» **EXERCISE MATERIAL**:

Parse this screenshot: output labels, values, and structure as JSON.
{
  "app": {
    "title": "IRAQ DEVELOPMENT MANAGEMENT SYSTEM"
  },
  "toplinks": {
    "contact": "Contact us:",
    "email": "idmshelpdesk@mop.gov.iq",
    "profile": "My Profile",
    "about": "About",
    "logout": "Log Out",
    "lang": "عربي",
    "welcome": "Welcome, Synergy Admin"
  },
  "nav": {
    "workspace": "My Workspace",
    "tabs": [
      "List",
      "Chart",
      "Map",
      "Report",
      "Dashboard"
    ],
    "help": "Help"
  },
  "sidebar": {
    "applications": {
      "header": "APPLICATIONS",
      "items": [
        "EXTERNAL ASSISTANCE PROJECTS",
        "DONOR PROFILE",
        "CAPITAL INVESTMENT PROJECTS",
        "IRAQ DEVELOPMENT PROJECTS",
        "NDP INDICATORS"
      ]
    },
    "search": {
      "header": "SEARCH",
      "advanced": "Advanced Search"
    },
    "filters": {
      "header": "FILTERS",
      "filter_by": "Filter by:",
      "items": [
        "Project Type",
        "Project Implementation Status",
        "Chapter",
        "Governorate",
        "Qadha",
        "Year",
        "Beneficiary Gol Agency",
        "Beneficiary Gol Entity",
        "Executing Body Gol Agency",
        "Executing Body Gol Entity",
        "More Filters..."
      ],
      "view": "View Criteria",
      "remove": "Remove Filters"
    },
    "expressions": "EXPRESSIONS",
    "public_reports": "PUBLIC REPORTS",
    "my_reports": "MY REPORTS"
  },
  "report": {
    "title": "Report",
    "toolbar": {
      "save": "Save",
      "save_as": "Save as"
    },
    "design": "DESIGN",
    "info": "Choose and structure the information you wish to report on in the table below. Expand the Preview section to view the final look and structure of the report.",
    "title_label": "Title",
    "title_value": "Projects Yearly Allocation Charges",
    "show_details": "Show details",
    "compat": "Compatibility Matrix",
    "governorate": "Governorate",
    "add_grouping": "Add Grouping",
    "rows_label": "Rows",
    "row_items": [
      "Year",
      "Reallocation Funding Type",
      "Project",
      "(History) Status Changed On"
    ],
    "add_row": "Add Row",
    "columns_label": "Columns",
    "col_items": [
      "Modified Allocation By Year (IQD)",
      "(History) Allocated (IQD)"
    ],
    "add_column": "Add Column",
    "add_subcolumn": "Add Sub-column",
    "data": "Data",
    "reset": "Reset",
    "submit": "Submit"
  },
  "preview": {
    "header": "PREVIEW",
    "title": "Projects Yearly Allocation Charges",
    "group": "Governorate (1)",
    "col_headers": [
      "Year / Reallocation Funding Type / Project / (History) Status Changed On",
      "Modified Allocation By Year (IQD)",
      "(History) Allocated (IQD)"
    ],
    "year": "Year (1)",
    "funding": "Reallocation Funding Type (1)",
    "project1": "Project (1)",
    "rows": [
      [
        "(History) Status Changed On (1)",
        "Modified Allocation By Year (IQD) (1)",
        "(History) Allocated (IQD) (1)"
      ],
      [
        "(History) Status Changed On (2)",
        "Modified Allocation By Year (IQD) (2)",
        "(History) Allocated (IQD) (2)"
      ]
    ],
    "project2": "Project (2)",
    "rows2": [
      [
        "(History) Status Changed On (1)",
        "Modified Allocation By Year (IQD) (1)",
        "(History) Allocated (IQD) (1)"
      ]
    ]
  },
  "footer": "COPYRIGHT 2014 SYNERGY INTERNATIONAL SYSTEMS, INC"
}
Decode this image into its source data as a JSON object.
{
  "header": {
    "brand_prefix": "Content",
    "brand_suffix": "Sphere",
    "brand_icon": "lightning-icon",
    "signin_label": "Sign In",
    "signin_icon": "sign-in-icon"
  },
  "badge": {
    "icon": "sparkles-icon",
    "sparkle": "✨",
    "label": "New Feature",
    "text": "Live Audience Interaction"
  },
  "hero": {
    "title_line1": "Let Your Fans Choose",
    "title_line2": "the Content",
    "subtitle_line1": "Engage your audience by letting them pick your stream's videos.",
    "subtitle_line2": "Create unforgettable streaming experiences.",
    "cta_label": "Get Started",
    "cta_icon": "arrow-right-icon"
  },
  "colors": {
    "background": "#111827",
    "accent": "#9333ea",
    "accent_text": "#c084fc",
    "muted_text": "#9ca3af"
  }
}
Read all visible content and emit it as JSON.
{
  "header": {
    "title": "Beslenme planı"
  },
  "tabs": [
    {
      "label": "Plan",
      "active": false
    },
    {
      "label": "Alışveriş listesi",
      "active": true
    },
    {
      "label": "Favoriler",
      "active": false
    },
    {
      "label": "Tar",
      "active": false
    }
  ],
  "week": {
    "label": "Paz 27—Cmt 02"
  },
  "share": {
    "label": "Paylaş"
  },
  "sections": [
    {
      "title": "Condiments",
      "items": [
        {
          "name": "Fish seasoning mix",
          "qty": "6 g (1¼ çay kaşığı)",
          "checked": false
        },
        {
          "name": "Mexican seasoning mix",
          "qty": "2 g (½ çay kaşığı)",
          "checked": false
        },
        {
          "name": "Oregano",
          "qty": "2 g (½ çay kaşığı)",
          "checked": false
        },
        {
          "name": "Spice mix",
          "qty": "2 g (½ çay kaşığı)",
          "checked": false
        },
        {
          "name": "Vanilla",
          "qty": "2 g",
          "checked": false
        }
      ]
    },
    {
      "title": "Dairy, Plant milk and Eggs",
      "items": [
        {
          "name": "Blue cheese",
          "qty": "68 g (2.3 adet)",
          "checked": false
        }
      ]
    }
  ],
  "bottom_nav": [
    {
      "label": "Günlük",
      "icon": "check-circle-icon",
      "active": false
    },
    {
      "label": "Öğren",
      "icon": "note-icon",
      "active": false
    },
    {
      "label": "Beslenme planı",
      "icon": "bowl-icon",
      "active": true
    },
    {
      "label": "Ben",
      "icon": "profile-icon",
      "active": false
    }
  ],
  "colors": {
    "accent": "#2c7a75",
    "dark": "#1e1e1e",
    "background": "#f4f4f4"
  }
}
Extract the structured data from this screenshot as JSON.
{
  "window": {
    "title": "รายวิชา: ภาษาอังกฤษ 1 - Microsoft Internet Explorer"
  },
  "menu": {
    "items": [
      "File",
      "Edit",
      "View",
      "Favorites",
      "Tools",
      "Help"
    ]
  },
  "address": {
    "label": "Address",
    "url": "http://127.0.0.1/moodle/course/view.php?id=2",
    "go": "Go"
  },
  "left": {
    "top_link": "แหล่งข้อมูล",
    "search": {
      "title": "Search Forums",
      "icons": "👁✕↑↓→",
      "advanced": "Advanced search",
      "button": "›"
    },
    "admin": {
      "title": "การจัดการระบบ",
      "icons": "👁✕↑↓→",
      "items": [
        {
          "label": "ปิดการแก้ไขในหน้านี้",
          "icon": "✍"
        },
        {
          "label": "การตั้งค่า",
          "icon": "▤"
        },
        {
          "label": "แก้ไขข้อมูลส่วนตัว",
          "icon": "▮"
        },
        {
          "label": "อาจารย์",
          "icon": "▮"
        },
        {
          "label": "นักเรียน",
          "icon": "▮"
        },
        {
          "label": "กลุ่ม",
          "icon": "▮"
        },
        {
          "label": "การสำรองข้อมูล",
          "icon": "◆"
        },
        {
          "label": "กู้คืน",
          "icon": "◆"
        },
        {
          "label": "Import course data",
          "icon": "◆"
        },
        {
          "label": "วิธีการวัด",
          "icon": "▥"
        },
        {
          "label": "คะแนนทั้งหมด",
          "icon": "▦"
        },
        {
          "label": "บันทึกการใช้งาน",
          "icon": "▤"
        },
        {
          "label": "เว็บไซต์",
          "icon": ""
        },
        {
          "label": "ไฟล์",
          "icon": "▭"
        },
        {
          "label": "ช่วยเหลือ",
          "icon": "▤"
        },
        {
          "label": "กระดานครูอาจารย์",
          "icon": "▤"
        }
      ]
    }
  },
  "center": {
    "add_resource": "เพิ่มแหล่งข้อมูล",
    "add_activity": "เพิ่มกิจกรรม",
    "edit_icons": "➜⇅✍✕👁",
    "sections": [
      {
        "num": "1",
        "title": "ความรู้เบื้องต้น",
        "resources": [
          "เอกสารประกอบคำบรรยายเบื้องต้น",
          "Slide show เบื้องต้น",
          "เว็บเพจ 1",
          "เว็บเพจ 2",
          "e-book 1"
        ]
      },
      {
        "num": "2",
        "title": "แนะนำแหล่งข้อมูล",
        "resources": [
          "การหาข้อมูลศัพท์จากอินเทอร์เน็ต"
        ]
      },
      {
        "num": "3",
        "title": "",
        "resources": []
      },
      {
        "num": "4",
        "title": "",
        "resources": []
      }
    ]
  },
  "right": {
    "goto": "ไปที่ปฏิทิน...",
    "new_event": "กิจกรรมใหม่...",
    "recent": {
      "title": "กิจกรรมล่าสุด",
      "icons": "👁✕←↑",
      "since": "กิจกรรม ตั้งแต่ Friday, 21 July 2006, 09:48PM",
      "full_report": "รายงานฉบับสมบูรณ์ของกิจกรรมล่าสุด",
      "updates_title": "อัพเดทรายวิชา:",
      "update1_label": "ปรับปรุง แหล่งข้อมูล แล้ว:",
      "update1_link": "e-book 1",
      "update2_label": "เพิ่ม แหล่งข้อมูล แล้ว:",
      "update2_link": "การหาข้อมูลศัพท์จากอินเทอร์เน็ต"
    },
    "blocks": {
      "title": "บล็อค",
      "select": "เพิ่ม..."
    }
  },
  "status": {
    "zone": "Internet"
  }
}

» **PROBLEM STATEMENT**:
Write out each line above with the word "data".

» **TASK RESPONSE**:
    "data": "Data",
Decode this image into its source data as a JSON object.
Extract the structured data from this screenshot as JSON.
          "label": "Import course data",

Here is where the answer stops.